■ What the exercise asks: Say how many of the lines below hold "shortcut", writing the number and nothing more.

====== Listed records ======

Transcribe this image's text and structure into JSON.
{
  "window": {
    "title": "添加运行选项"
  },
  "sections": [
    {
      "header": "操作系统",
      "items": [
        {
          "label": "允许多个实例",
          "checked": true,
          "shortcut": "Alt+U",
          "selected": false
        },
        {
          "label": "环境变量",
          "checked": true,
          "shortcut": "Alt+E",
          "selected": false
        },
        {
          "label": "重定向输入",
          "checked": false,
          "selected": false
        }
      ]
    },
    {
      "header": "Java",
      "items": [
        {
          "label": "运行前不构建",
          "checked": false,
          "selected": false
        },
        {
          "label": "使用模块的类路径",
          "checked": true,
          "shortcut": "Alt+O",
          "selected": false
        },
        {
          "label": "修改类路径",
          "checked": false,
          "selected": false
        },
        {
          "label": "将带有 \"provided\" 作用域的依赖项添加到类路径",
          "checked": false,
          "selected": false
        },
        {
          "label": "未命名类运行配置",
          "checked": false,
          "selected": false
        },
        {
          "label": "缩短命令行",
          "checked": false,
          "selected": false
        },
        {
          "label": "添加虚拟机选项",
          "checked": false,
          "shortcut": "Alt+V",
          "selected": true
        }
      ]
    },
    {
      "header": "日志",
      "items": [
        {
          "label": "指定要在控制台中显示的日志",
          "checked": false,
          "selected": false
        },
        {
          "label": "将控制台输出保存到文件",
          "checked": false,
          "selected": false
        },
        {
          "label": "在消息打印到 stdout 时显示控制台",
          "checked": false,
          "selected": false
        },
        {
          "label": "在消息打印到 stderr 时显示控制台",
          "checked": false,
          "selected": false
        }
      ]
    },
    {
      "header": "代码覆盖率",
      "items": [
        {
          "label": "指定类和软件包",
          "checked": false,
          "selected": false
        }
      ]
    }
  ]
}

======
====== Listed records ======

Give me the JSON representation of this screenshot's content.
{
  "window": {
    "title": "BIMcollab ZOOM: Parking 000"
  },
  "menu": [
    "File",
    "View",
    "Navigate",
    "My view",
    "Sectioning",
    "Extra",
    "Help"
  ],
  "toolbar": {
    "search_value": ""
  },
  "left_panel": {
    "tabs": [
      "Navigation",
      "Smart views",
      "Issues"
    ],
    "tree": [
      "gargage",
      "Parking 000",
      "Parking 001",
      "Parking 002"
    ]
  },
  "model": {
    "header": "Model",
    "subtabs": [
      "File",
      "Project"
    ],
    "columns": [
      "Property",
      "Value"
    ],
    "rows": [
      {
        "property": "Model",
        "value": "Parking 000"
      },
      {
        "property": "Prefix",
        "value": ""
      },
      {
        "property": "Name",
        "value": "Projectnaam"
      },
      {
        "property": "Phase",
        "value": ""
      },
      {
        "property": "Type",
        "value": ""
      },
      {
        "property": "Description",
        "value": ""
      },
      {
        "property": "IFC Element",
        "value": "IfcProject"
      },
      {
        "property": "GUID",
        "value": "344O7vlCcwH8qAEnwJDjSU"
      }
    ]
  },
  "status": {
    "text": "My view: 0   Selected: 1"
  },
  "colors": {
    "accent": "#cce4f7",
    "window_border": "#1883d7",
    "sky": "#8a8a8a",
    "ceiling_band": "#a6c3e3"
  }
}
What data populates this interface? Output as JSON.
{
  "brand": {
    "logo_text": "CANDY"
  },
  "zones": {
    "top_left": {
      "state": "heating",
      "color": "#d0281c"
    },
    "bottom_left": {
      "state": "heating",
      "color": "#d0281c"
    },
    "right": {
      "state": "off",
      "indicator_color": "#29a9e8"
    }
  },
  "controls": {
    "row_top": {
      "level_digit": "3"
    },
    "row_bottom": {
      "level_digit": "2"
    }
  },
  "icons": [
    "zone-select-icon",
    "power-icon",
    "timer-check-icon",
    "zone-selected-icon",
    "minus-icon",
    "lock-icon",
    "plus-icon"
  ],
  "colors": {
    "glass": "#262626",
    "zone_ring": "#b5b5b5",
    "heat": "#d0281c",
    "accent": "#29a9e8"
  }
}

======

■ Exercise output: 4